What the exercise asks
Search the material below for lines containing the string "icon", and copy every one you find.
####
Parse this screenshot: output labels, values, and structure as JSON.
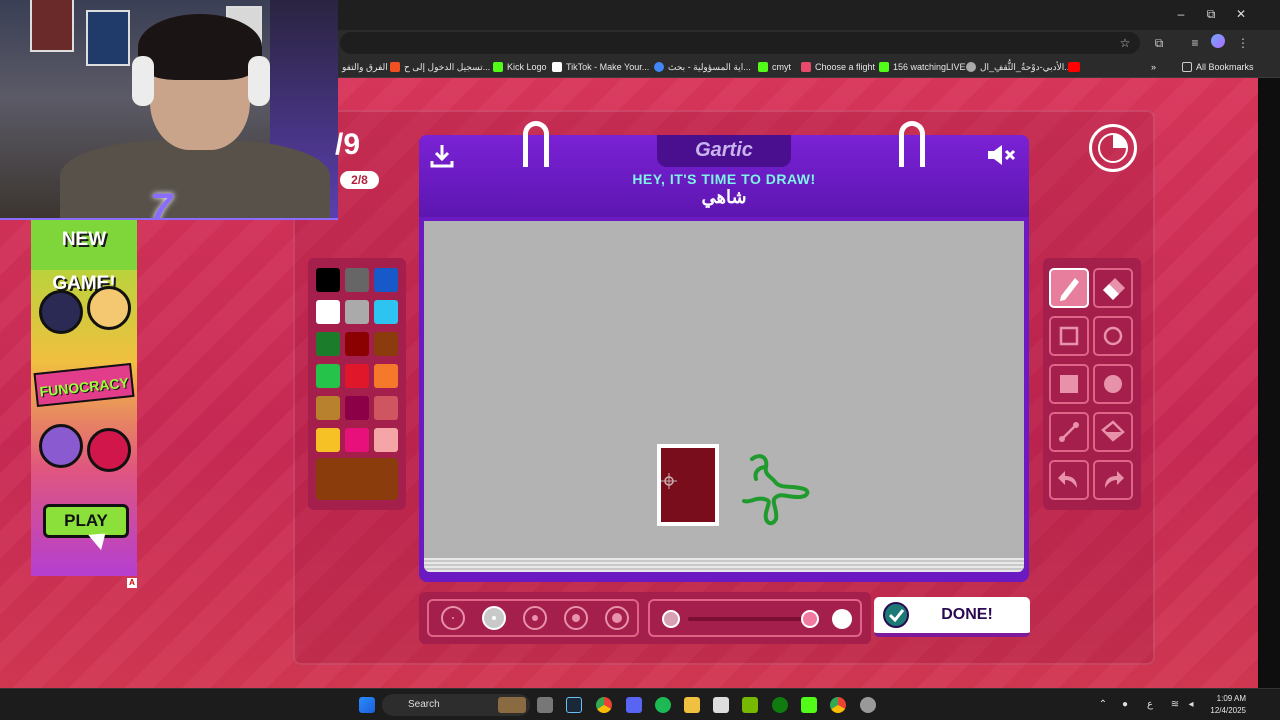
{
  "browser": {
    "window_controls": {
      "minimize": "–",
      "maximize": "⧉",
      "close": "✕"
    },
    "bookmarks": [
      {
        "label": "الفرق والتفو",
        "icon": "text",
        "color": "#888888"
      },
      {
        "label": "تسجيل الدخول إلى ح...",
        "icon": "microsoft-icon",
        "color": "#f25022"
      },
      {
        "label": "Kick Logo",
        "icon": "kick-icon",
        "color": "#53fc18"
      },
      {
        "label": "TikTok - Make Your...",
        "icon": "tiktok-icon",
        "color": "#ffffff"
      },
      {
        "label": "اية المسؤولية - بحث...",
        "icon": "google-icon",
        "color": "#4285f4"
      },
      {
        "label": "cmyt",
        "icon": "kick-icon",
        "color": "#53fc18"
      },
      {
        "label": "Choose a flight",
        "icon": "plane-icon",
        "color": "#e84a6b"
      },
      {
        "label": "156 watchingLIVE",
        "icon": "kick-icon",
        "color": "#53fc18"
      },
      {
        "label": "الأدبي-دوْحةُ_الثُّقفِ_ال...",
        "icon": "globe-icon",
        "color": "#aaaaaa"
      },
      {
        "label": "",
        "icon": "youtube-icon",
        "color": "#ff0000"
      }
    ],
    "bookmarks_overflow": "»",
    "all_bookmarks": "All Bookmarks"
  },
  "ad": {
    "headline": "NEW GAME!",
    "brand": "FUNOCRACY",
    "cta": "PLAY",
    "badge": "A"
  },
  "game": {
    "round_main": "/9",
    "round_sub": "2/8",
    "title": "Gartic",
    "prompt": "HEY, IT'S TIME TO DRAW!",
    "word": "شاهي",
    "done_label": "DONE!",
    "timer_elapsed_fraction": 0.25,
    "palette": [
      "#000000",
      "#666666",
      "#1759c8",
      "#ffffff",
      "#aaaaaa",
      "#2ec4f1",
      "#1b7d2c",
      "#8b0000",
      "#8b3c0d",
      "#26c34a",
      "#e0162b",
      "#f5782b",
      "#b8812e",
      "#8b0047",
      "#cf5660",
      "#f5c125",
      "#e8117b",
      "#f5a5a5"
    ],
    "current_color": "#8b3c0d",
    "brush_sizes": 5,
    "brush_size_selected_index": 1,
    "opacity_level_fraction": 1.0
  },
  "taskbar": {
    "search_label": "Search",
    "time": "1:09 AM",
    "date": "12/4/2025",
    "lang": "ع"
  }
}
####
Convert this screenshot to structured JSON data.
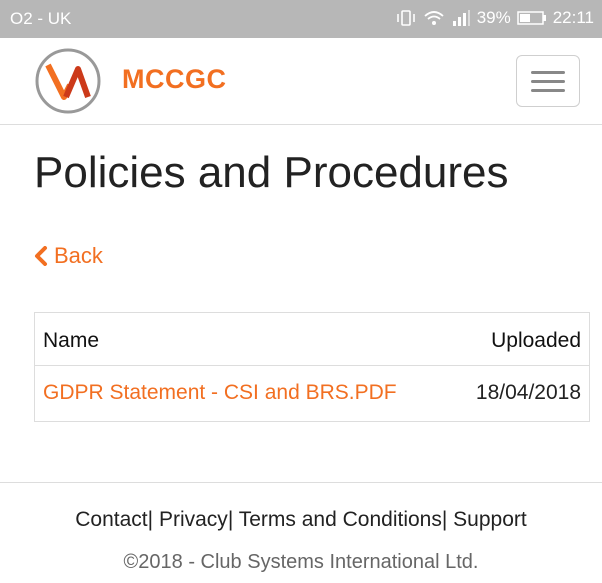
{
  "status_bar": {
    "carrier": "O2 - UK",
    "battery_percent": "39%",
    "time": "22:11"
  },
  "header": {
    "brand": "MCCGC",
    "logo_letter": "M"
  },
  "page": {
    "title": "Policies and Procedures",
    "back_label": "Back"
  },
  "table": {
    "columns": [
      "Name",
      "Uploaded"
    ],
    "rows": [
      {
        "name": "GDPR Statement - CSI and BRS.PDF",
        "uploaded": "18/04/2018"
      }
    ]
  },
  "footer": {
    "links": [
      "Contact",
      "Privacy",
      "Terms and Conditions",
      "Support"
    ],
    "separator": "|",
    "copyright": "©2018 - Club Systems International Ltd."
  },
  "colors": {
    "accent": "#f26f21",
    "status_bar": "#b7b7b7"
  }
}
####
Expected output
        "icon": "text",
        "icon": "microsoft-icon",
        "icon": "kick-icon",
        "icon": "tiktok-icon",
        "icon": "google-icon",
        "icon": "kick-icon",
        "icon": "plane-icon",
        "icon": "kick-icon",
        "icon": "globe-icon",
        "icon": "youtube-icon",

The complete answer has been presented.